Your occupation plays a major role in disability insurance. From being allowed to apply; to the cost; to making a claim; what you do for a living is critical to every person’s disability insurance policy. In this article, we’ll review what’s important when it comes to the various definitions of disability. Whether you know that you want own occupation disability insurance or you’re just getting started; we can help.
Definitions of Disability
To understand own occupation disability insurance, you first need to know what definition of disability is.
The definition of disability in your disability insurance policy determines whether or not a claim is payable. In other words, it is language in your policy that dictates when you are considered disabled.
There are two main definitions of disability. They’re normally referred to as “any occupation” and “own occupation”.
We’ll look at both types and then dive into the “own occupation” definition of disability a little deeper.
Any Occupation Disability Insurance
You won’t find a lot of individual disability insurance policies that are only “any occupation”. If there is an “any occ” provision in your policy, it likely kicks in after a period of “own occ” coverage. An Any Occupation disability benefit is payable if you are unable to meet the substantial duties of any occupation that fits you by training, education, or experience. There might also be a stipulation that your new job can replace at least a certain percentage of your income.
The most well-known disability benefit that is considered an “any occupation” definition of disability is social security disability. This is the primary reason why it is very difficult to qualify for SSDI. It requires you to be unable to do ANY job versus your OWN job.
Own Occupation Disability Insurance
Most consumers visiting this website are looking to purchase own occupation disability insurance.
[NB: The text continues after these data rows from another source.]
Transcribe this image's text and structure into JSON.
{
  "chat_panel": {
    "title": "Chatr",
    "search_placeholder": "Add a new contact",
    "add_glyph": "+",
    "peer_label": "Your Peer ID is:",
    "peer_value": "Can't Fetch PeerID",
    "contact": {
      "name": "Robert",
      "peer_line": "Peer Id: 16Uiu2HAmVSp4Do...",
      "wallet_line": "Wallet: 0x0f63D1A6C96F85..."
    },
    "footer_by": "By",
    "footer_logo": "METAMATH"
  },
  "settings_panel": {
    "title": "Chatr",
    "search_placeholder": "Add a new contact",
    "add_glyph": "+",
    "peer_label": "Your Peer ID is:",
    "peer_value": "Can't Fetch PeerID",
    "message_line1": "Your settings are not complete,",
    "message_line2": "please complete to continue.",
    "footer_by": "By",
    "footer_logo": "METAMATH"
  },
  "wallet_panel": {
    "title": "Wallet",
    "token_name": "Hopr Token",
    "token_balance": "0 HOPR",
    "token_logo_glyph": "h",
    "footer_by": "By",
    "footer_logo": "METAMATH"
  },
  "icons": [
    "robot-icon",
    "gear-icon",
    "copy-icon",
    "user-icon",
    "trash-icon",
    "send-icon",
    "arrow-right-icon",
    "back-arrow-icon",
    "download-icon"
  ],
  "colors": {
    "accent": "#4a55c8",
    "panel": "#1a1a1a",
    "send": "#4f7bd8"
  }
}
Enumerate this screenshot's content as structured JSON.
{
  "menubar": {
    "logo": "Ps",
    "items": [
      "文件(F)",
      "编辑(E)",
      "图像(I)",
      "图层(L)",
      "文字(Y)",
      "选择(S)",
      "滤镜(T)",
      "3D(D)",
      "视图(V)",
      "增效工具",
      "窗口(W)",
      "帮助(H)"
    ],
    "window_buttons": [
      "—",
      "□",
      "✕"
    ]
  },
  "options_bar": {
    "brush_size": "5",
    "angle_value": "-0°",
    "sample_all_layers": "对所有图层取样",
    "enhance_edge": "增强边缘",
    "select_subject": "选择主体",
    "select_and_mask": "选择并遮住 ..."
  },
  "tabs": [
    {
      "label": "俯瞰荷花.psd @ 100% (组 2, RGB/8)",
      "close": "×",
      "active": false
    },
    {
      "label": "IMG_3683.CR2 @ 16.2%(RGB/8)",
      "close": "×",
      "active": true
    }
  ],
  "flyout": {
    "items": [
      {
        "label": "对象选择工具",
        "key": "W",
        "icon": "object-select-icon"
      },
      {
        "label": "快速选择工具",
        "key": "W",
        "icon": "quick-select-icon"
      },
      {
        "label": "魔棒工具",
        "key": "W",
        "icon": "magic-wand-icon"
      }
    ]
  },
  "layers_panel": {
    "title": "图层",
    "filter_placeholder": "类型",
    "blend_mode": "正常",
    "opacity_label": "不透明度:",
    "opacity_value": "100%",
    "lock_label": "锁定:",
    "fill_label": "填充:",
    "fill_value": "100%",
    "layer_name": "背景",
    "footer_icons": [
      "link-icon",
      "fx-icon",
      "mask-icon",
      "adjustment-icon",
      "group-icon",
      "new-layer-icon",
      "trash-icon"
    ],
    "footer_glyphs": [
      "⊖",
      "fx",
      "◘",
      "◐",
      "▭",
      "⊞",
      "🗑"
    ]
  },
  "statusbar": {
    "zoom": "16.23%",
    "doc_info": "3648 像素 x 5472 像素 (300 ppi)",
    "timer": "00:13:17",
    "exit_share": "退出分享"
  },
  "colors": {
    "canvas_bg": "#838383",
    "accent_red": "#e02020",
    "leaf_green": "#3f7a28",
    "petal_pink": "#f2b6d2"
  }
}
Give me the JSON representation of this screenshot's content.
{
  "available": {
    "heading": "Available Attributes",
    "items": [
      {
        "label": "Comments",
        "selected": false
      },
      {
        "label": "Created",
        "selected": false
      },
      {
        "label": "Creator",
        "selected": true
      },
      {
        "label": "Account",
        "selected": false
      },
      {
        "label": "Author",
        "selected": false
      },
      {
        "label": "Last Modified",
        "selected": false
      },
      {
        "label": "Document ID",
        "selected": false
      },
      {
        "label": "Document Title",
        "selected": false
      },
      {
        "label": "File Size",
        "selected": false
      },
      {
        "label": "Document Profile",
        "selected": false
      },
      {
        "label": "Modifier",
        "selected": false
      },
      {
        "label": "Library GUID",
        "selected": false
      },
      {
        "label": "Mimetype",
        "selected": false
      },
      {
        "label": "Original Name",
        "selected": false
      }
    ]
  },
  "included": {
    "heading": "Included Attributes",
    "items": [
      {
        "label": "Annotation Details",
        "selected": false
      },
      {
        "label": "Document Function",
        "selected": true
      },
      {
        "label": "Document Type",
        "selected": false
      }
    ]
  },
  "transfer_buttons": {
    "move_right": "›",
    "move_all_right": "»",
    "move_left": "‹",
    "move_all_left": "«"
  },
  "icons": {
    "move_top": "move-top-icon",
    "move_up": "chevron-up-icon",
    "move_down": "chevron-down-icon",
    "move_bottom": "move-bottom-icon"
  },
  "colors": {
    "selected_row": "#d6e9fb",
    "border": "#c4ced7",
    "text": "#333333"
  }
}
By definition, that means a disability insurance policy that will pay claims if they are unable to do their actual job or profession.
Whether you’re unable to do your job due to sickness, illness, injury, or accident; an own occupation disability policy will pay claims once the elimination period is satisfied.
From there on out, things get a little murkier. There are many different types of own occupation disability insurance, each with their own definition of disability. Obviously, the easier it is to make a claim (due to a broad definition), the more expensive the policy.
As with all disability insurance policies, you have to weigh the benefits and coverage with the cost. Below we’ll review the various definitions of own occupation disability, from the least coverage to the most.
Modified Own Occupation
Found on many policies that focus on blue-collar professions, a modified own occupation definition of disability typically has two parts: the first part is considered “own occupation” and the second is “any occupation”
Put simply, these policies are normally considered “own occ” for the first part of the claim- typically two years. If the claim continues, the policy then switches to an “any occ” definition of disability.
If the benefit length is 2 years or less; this attribute may not matter.
In cases where the benefit length is longer than the own occupation period, some policies allow the insured to purchase a rider that extends the own occupation period. Of course, these riders cost money and their costs are not always feasible. That is why it is crucial to shop around for your disability insurance, rather than just consider one company.
Own Occupation-Not Otherwise Engaged
Aside from modified versions, this type of own occupation disability insurance affords the least amount of protection.
Like all own occupation definitions, a “not otherwise engaged” policy will allow claims if the insured cannot do their actual job. However, this type of policy will not allow you to do any other job either (assuming that you still want to receive your disability benefits).
In other words, in order to receive benefits, you have to be unable to do your job. You’re also not allowed to do any other job either.
Transitional Own Occupation
A policy with this definition will allow the insured to receive benefits while working in another profession. This is unlike a “not otherwise engaged” policy which doesn’t allow any additional work if you wish to continue receiving benefits.
There is one caveat to a transitional own occupation policy. That is, you must be making less than what you were previously earning. The transitional policy simply helps you to “make up” a portion of the lost wages.
This policy can be very attractive to people who want to return to work but would like to ensure that they won’t be earning less than their pre-disability earnings if they did so.
“Pure” or “True” Own Occupation
A “pure” or “true” own occupation disability insurance policy will pay disability benefits regardless of what the insured does for a living going forward. This is as long as they remain disabled from their original “own” occupation.
For example, let’s say that a surgeon develops a tremor and can no longer perform surgery. Even if that surgeon goes on to start a successful medical supply company and eventually earns more than when he was a surgeon, a true own occupation definition of disability insurance policy will continue to pay him benefits.
As you can imagine, this definition of disability is not only the most desirable, but it is normally the most expensive.
Whatever the definition of disability is on your policy; it is imperative that you own a disability insurance policy that fits your needs.
We provide expert, objective advice in helping consumers shop for and purchase disability insurance online.
If you’re looking for an Own Occupation disability insurance policy, contact us or simply complete the form on the left and we’ll get in touch.